In our need to become increasingly competitive, we have
come to recognize that planning for the future is a non-precise
science. The only thing about the future that is certain is that the
future will never be what we think it
will be. Being competitive in the 21st century means not
high quality (conformance) and low cost,
but also having quick response
and flexibility. No longer
can we compete by focusing on
only one or two of these—
we must have all three—quality, cost, and response.
In other words, remaining competitive means muting
the traditional tradeoffs between cost, quality (conformance) and
response (flexibility). We must achieve
excellence in all three—without tradeoff. This can be seen
In our quest to become more effective in this pursuit,
Deming and others taught us through Total Quality Management
(TQM) that cost and quality are not opposing.
Rather, the identification and elimination of the cause of
variability (non-conformance) is to experience a double-edged
competitive advantage—lower cost and higher conformance
(quality). You can't get one without the other.
Similarly with inventory and customer service, we have
learned (through MRP, MRP II, JIT, ERP, Agility) that
producing more inventory (what the customers don't
want) does not necessarily bring about an increase in service.
It's only when we develop the ability to produce what
the customers want that service improves. When you do this, not only
does service improve, but inventory is reduced
as well. Again, a double-edged sword.
ever-increasing demands of the marketplace
have become more and more
difficult to achieve, we've had to get simpler and simpler in
order to remain competitive.
We've gotten rid of large amounts of non-value-adding
activity, eliminating cost and shortening cycle time. This got us
more responsive, making it possible to pursue the following
Today's point of demand becomes
Tonight's production and

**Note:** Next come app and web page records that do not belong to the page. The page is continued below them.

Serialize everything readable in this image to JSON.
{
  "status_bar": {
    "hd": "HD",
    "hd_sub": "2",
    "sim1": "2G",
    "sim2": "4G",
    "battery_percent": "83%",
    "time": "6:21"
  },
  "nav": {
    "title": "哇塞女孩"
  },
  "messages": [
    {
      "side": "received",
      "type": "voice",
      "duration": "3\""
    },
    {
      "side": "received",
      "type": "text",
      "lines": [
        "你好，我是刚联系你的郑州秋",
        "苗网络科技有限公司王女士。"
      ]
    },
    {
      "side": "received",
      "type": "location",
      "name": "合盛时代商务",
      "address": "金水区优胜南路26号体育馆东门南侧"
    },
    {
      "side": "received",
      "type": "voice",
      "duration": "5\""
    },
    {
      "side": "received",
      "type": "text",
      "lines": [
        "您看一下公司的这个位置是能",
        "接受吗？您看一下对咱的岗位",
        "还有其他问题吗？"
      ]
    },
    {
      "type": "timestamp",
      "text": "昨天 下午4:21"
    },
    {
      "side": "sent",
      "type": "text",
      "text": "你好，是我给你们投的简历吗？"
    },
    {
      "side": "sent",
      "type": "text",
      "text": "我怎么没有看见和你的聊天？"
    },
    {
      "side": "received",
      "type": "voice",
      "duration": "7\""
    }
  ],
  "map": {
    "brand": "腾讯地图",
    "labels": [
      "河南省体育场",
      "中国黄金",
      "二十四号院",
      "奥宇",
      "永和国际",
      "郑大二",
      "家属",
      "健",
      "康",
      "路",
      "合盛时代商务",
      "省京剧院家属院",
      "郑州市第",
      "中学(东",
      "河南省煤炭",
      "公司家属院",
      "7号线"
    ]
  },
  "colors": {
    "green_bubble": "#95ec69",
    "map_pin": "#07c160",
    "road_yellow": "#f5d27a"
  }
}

MANAGING THE MPS
While we can never fully achieve this model, we must be
ever mindful of the direction it provides. Relative toproper
management of the MPS, what it has done is to
substantively reduce the length of the Critical Time
for many products. This means that the
horizon of the MPS
can often be significantly reduced,
enabling it possible to change,
simplify, and improve
the way in which we manage the MPS.
As the CTF shortens, we'd be well served to
do all of our forecasting and planning in quadrant II
and IV. We are beginning to see major strides in this
direction: Through rough-cut planning, driven by
S&OP, all capacity
and material resources can often be
properly planned to allow short-term response to customers'
needs. We then, through collaborative planning
and forecast review
(CPFR), blur the boundaries with
our customers, getting information about their specific
scheduled and anticipated needs.
All of this is changing the way in which the master scheduler
does his/her job. It, at very least, diminishes the
amount of non-value-adding detail that needs to be
managed by the MPS
process. Additionally, the role of
the master scheduler is becoming
more significant in its contribution to the interface between
S&OP and the MPS practices. As we become more and more responsive
with resources, this practice will continue to evolve.